This virtue has always been seen as the foundation or root of all Christian living.
Where do you come in the degrees of humility?
St Anthony the Great
“I saw the snares that the enemy spreads out over the world and I said groaning, “What can get through from such snares?” Then I heard a voice saying to me, ‘Humility.’”
“In that way the first part is humility; the second, humility; the third, humility (prima humilitas; secunda, humilitas; tertia, humilitas): and this I will continue to repeat as often as you might ask for direction, not because there are no other instructions that could be given, but because, unless humility precede, accompany, and follow every good action that we perform, being at once the object that we keep before our eyes, the support to which we cling, and the bridle by which we are restrained, pride will seize from our hand any good work for which we might feel good about ourselves” (Letter 118.22, PL 32.432).
The first degree of humility, then, is that a man always have the fear of God before his eyes shunning all forgetfulness and that he be ever mindful of all that God hath commanded.
“The second degree of humility is, when a man loveth not his own will, nor is pleased to fulfill his own desires but by his deeds carrieth out that word of the Lord which saith: ‘I came not to do My own will but the will of Him that sent Me.’ “The third degree of humility is, that for the love of God a man subject himself to a Superior in all obedience, imitating the Lord, of whom the Apostle saith: ‘He became obedient unto death.’
“The fourth degree of humility is, that, if hard and distasteful things are commanded, nay, even though injuries are inflicted, he accept them with patience and even temper, and not grow weary or give up… .
“The fifth degree of humility is, when one hideth from his Abbot none of the evil thoughts which rise in his heart or the evils committed by him in secret, but humbly confesseth them.
“The sixth degree of humility is, when a monk is content with the meanest and worst of everything, and in all that is enjoined him holdeth himself as a bad and worthless workman, saying with the Prophet: ‘I am brought to nothing and I knew it not; I am become as a beast before Thee, and I am always with Thee.’
“The seventh degree of humility is, when, not only with his tongue he declareth, but also in his inmost soul believeth, that he is the lowest and vilest of men, humbling himself and saying with the Prophet: ‘But I am a worm and no man, the reproach of men and the outcast of the people.’

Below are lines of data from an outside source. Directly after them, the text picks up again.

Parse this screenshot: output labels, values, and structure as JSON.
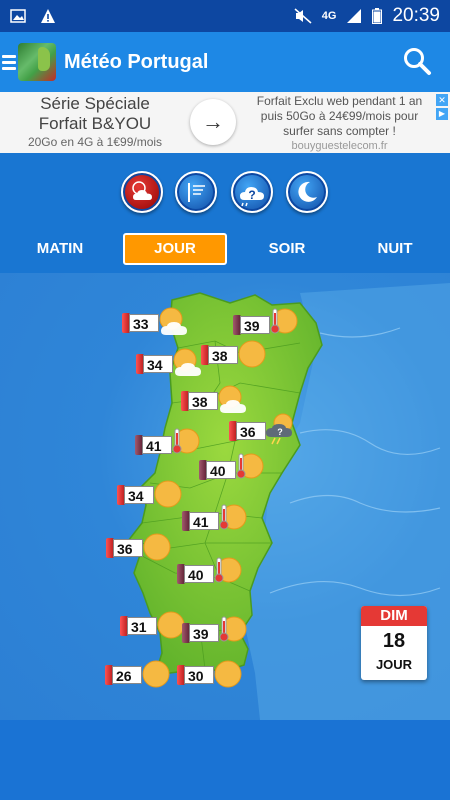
{
  "status": {
    "time": "20:39",
    "network": "4G"
  },
  "app": {
    "title": "Météo Portugal"
  },
  "ad": {
    "left_line1": "Série Spéciale",
    "left_line2": "Forfait B&YOU",
    "left_line3": "20Go en 4G à 1€99/mois",
    "right_line1": "Forfait Exclu web pendant 1 an",
    "right_line2": "puis 50Go à 24€99/mois pour",
    "right_line3": "surfer sans compter !",
    "right_url": "bouyguestelecom.fr"
  },
  "modes": [
    {
      "name": "weather-mode",
      "icon": "sun-cloud-icon",
      "active": true
    },
    {
      "name": "wind-mode",
      "icon": "wind-icon",
      "active": false
    },
    {
      "name": "forecast-mode",
      "icon": "cloud-question-icon",
      "active": false
    },
    {
      "name": "night-mode",
      "icon": "moon-icon",
      "active": false
    }
  ],
  "tabs": [
    {
      "label": "MATIN",
      "active": false
    },
    {
      "label": "JOUR",
      "active": true
    },
    {
      "label": "SOIR",
      "active": false
    },
    {
      "label": "NUIT",
      "active": false
    }
  ],
  "markers": [
    {
      "temp": "33",
      "icon": "sun-cloud",
      "flag": "red"
    },
    {
      "temp": "39",
      "icon": "thermometer",
      "flag": "dark"
    },
    {
      "temp": "34",
      "icon": "sun-cloud",
      "flag": "red"
    },
    {
      "temp": "38",
      "icon": "sun",
      "flag": "red"
    },
    {
      "temp": "38",
      "icon": "sun-cloud",
      "flag": "red"
    },
    {
      "temp": "36",
      "icon": "storm",
      "flag": "red"
    },
    {
      "temp": "41",
      "icon": "thermometer",
      "flag": "dark"
    },
    {
      "temp": "40",
      "icon": "thermometer",
      "flag": "dark"
    },
    {
      "temp": "34",
      "icon": "sun",
      "flag": "red"
    },
    {
      "temp": "41",
      "icon": "thermometer",
      "flag": "dark"
    },
    {
      "temp": "36",
      "icon": "sun",
      "flag": "red"
    },
    {
      "temp": "40",
      "icon": "thermometer",
      "flag": "dark"
    },
    {
      "temp": "31",
      "icon": "sun",
      "flag": "red"
    },
    {
      "temp": "39",
      "icon": "thermometer",
      "flag": "dark"
    },
    {
      "temp": "26",
      "icon": "sun",
      "flag": "red"
    },
    {
      "temp": "30",
      "icon": "sun",
      "flag": "red"
    }
  ],
  "date": {
    "dow": "DIM",
    "day": "18",
    "period": "JOUR"
  },
  "colors": {
    "accent": "#ff9800",
    "appbar": "#1e88e5",
    "land": "#7cc832"
  }
}
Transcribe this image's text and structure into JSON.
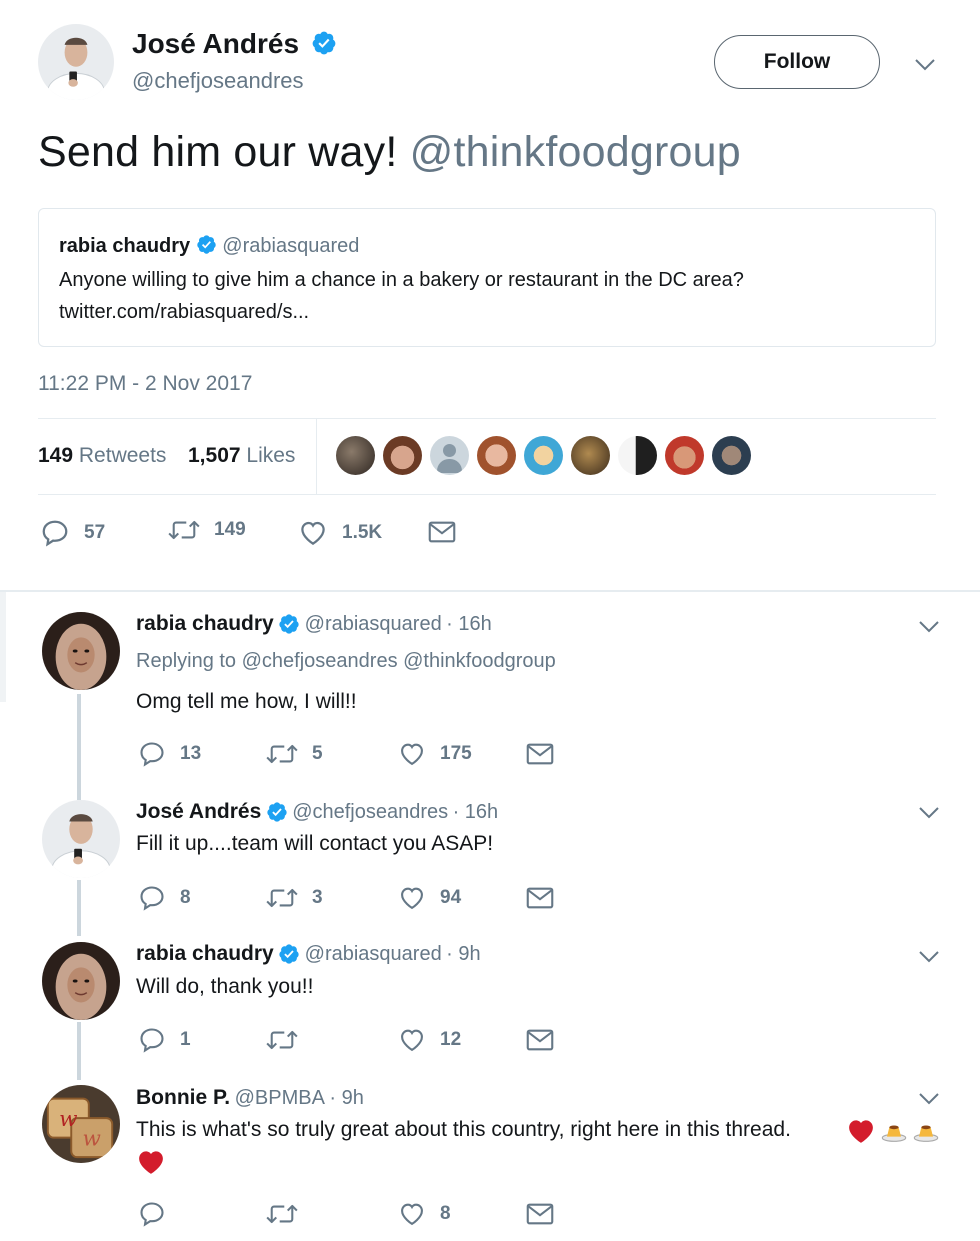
{
  "main_tweet": {
    "author_name": "José Andrés",
    "author_handle": "@chefjoseandres",
    "follow_label": "Follow",
    "text_plain": "Send him our way! ",
    "text_mention": "@thinkfoodgroup",
    "quote": {
      "author_name": "rabia chaudry",
      "author_handle": "@rabiasquared",
      "text": "Anyone willing to give him a chance in a bakery or restaurant in the DC area?",
      "link": "twitter.com/rabiasquared/s..."
    },
    "timestamp": "11:22 PM - 2 Nov 2017",
    "stats": {
      "retweets_count": "149",
      "retweets_label": "Retweets",
      "likes_count": "1,507",
      "likes_label": "Likes"
    },
    "actions": {
      "replies": "57",
      "retweets": "149",
      "likes": "1.5K"
    }
  },
  "replies": [
    {
      "author_name": "rabia chaudry",
      "author_handle": "@rabiasquared",
      "time": "· 16h",
      "replying_to_label": "Replying to",
      "replying_to_handles": "@chefjoseandres @thinkfoodgroup",
      "text": "Omg tell me how, I will!!",
      "replies": "13",
      "retweets": "5",
      "likes": "175"
    },
    {
      "author_name": "José Andrés",
      "author_handle": "@chefjoseandres",
      "time": "· 16h",
      "text": "Fill it up....team will contact you ASAP!",
      "replies": "8",
      "retweets": "3",
      "likes": "94"
    },
    {
      "author_name": "rabia chaudry",
      "author_handle": "@rabiasquared",
      "time": "· 9h",
      "text": "Will do, thank you!!",
      "replies": "1",
      "retweets": "",
      "likes": "12"
    },
    {
      "author_name": "Bonnie P.",
      "author_handle": "@BPMBA",
      "time": "· 9h",
      "text": "This is what's so truly great about this country, right here in this thread.",
      "replies": "",
      "retweets": "",
      "likes": "8"
    }
  ],
  "colors": {
    "verified_blue": "#1da1f2",
    "muted_gray": "#657786",
    "heart_red": "#d31c2c"
  }
}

“The eighth degree of humility is, when a monk doeth nothing but what is sanctioned by the common rule of the monastery and the example of his elders.

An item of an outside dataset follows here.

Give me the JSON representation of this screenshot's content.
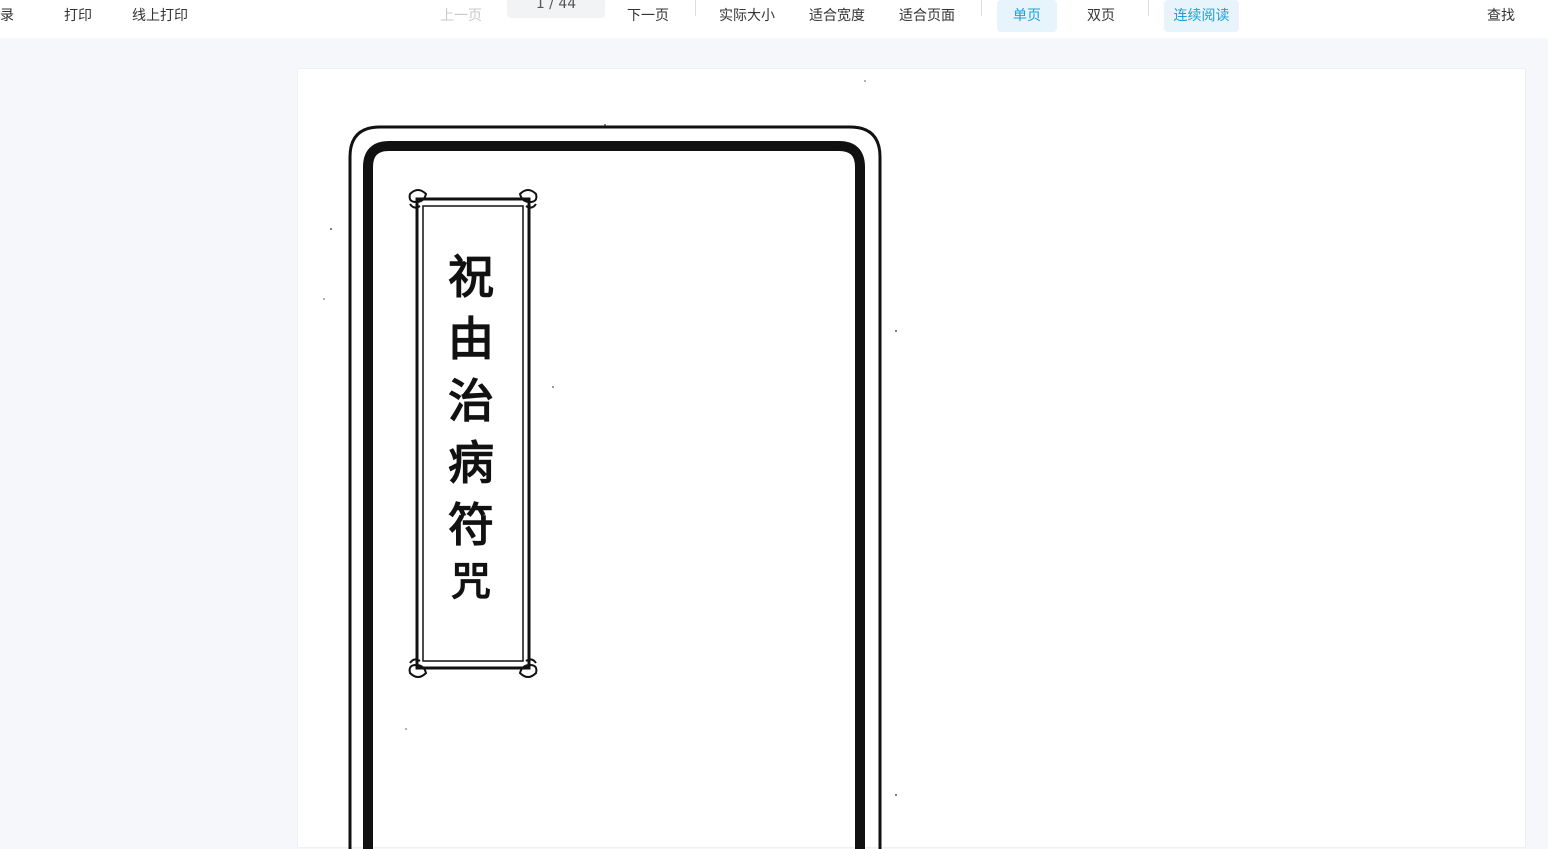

“The ninth degree of humility is, when a monk withholdeth his tongue from speaking, and keeping silence doth not speak until he is asked; for the Scripture showeth that ‘in a multitude of words there shall not want sin.’

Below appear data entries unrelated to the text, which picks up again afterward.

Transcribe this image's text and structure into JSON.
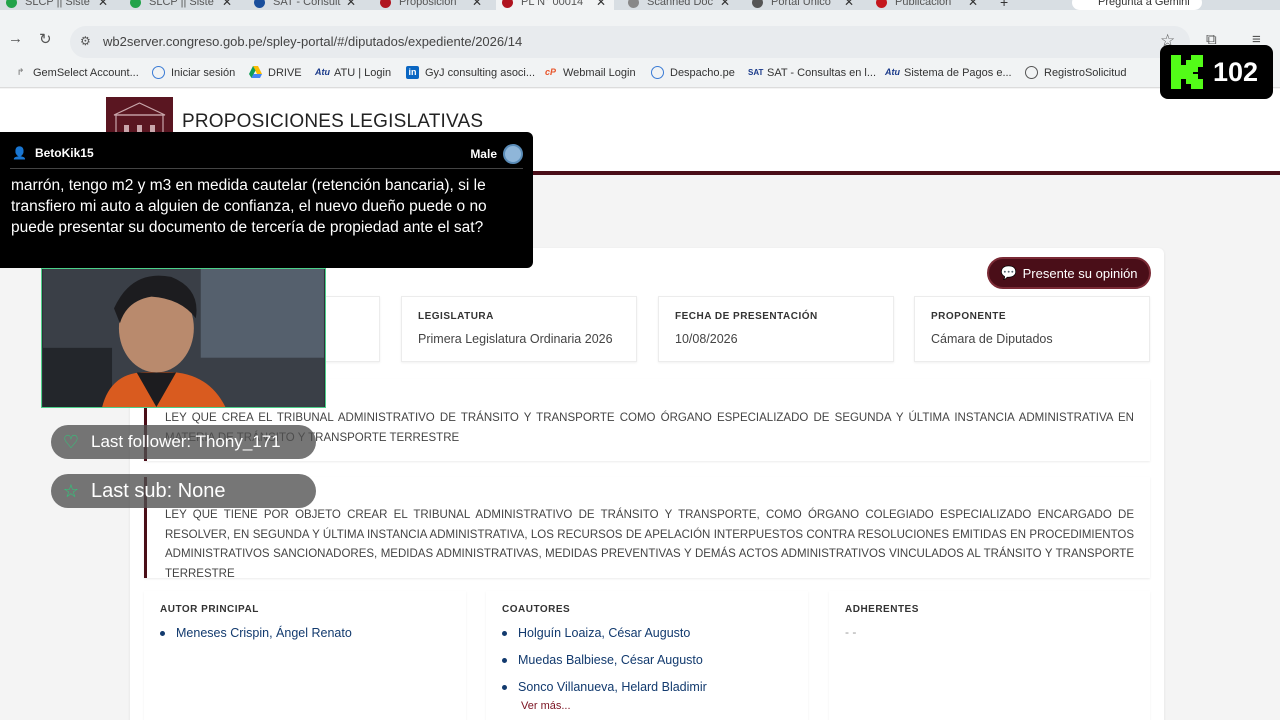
{
  "browser": {
    "tabs": [
      {
        "title": "SLCP || Siste",
        "color": "#22a34a"
      },
      {
        "title": "SLCP || Siste",
        "color": "#22a34a"
      },
      {
        "title": "SAT - Consult",
        "color": "#1a4f9c"
      },
      {
        "title": "Proposicion",
        "color": "#b0141f"
      },
      {
        "title": "PL N° 00014",
        "color": "#b0141f"
      },
      {
        "title": "Scanned Doc",
        "color": "#888888"
      },
      {
        "title": "Portal Único",
        "color": "#555555"
      },
      {
        "title": "Publicación",
        "color": "#c4161c"
      }
    ],
    "gemini_label": "Pregunta a Gemini",
    "url": "wb2server.congreso.gob.pe/spley-portal/#/diputados/expediente/2026/14",
    "bookmarks": [
      {
        "label": "GemSelect Account...",
        "icon": "gemselect-icon"
      },
      {
        "label": "Iniciar sesión",
        "icon": "globe-icon"
      },
      {
        "label": "DRIVE",
        "icon": "drive-icon"
      },
      {
        "label": "ATU | Login",
        "icon": "atu-icon"
      },
      {
        "label": "GyJ consulting asoci...",
        "icon": "linkedin-icon"
      },
      {
        "label": "Webmail Login",
        "icon": "webmail-icon"
      },
      {
        "label": "Despacho.pe",
        "icon": "globe-icon"
      },
      {
        "label": "SAT - Consultas en l...",
        "icon": "sat-icon"
      },
      {
        "label": "Sistema de Pagos e...",
        "icon": "atu-icon"
      },
      {
        "label": "RegistroSolicitud",
        "icon": "globe-icon"
      }
    ]
  },
  "page": {
    "title": "PROPOSICIONES LEGISLATIVAS",
    "opinion_button": "Presente su opinión",
    "meta": [
      {
        "label": "LEGISLATURA",
        "value": "Primera Legislatura Ordinaria 2026"
      },
      {
        "label": "FECHA DE PRESENTACIÓN",
        "value": "10/08/2026"
      },
      {
        "label": "PROPONENTE",
        "value": "Cámara de Diputados"
      }
    ],
    "titulo_text": "LEY QUE CREA EL TRIBUNAL ADMINISTRATIVO DE TRÁNSITO Y TRANSPORTE COMO ÓRGANO ESPECIALIZADO DE SEGUNDA Y ÚLTIMA INSTANCIA ADMINISTRATIVA EN MATERIA DE TRÁNSITO Y TRANSPORTE TERRESTRE",
    "sumilla_text": "LEY QUE TIENE POR OBJETO CREAR EL TRIBUNAL ADMINISTRATIVO DE TRÁNSITO Y TRANSPORTE, COMO ÓRGANO COLEGIADO ESPECIALIZADO ENCARGADO DE RESOLVER, EN SEGUNDA Y ÚLTIMA INSTANCIA ADMINISTRATIVA, LOS RECURSOS DE APELACIÓN INTERPUESTOS CONTRA RESOLUCIONES EMITIDAS EN PROCEDIMIENTOS ADMINISTRATIVOS SANCIONADORES, MEDIDAS ADMINISTRATIVAS, MEDIDAS PREVENTIVAS Y DEMÁS ACTOS ADMINISTRATIVOS VINCULADOS AL TRÁNSITO Y TRANSPORTE TERRESTRE",
    "autor_label": "AUTOR PRINCIPAL",
    "autor": "Meneses Crispin, Ángel Renato",
    "coautores_label": "COAUTORES",
    "coautores": [
      "Holguín Loaiza, César Augusto",
      "Muedas Balbiese, César Augusto",
      "Sonco Villanueva, Helard Bladimir"
    ],
    "ver_mas": "Ver más...",
    "adherentes_label": "ADHERENTES",
    "adherentes_value": "- -"
  },
  "stream": {
    "chat_user": "BetoKik15",
    "chat_gender": "Male",
    "chat_message": "marrón, tengo m2 y m3 en medida cautelar (retención bancaria), si le transfiero mi auto a alguien de confianza, el nuevo dueño puede o no puede presentar su documento de tercería de propiedad ante el sat?",
    "last_follower": "Last follower: Thony_171",
    "last_sub": "Last sub: None",
    "viewer_count": "102",
    "accent": "#53fc18"
  }
}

“The tenth degree of humility is, when a monk is not easily moved and quick for laughter, for it is written: ‘The fool excaptioneth his voice in laughter.’
“The eleventh degree of humility is, that, when a monk speaketh, he speak gently and without laughter, humbly and with gravity, with few and sensible words, and that he be not loud of voice, as it is written: ‘The wise man is known by the fewness of his words.’
“The twelfth degree of humility is, when a monk is not only humble of heart, but always letteth it appear also in his whole exterior to all that see him; namely, at the Work of God, in the garden, on a journey, in the field, or wherever he may be, sitting, walking, or standing, let him always have his head bowed down, his eyes fixed on the ground, ever holding himself guilty of his sins, thinking that he is already standing before the dread judgment seat of God, and always saying to himself in his heart what the publican in the Gospel said, with his eyes fixed on the ground: ‘Lord, I am a sinner and not worthy to lift up mine eyes to heaven'; and again with the Prophet: ‘I am bowed down and humbled exceedingly.’